Segment Start: SOURCE DATA
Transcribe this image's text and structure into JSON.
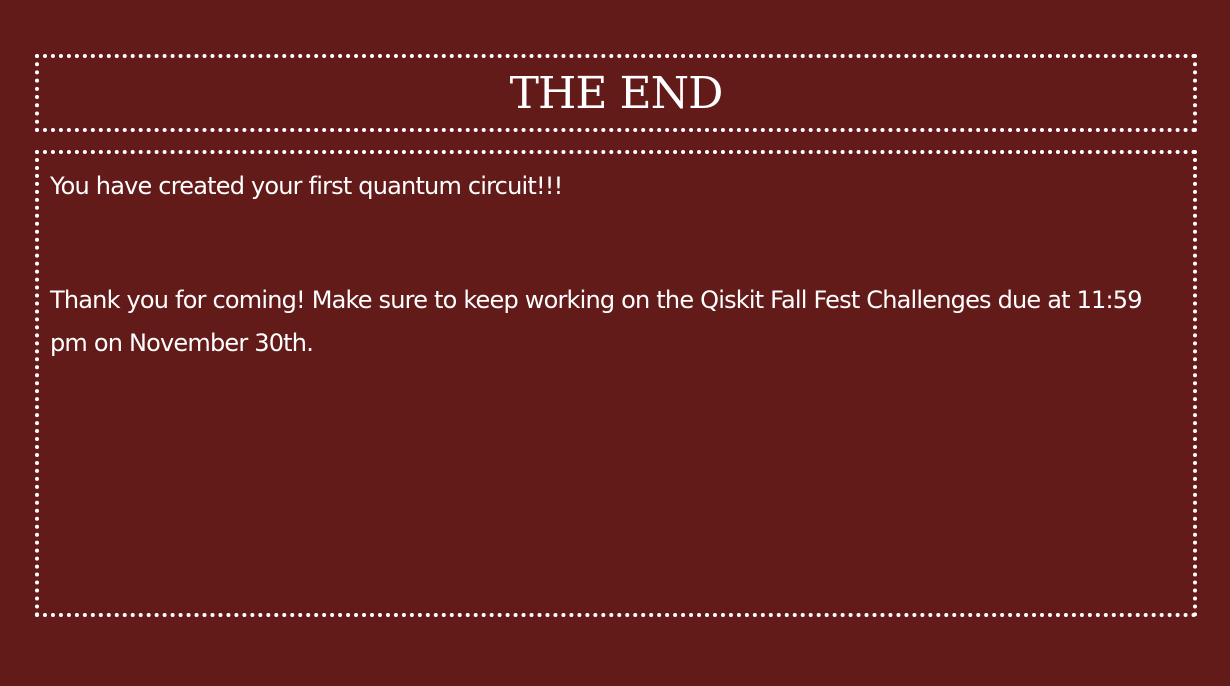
{
  "slide": {
    "title": "THE END",
    "paragraph_1": "You have created your first quantum circuit!!!",
    "paragraph_2": "Thank you for coming! Make sure to keep working on the Qiskit Fall Fest Challenges due at 11:59 pm on November 30th."
  },
  "colors": {
    "background": "#621b19",
    "text": "#ffffff",
    "border": "#ffffff"
  }
}
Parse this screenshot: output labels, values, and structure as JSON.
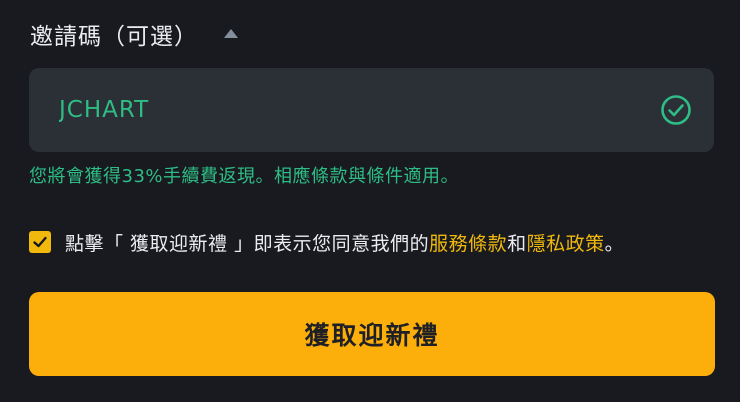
{
  "referral": {
    "title": "邀請碼（可選）",
    "code_value": "JCHART",
    "rebate_note": "您將會獲得33%手續費返現。相應條款與條件適用。"
  },
  "terms": {
    "checked": true,
    "prefix": "點擊「 獲取迎新禮 」即表示您同意我們的",
    "terms_link": "服務條款",
    "joiner": "和",
    "privacy_link": "隱私政策",
    "suffix": "。"
  },
  "submit": {
    "label": "獲取迎新禮"
  },
  "colors": {
    "background": "#181a20",
    "input_bg": "#2b2f36",
    "success_green": "#2ebd85",
    "accent_yellow": "#f0b90b",
    "button_yellow": "#fcae0b"
  },
  "icons": {
    "collapse": "caret-up-icon",
    "valid": "check-circle-icon",
    "checkbox": "checkmark-icon"
  }
}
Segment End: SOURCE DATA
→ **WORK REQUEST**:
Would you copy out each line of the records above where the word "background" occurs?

→ **ANSWER TO THIS TASK**:
    "background": "#621b19",
    "background": "#181a20",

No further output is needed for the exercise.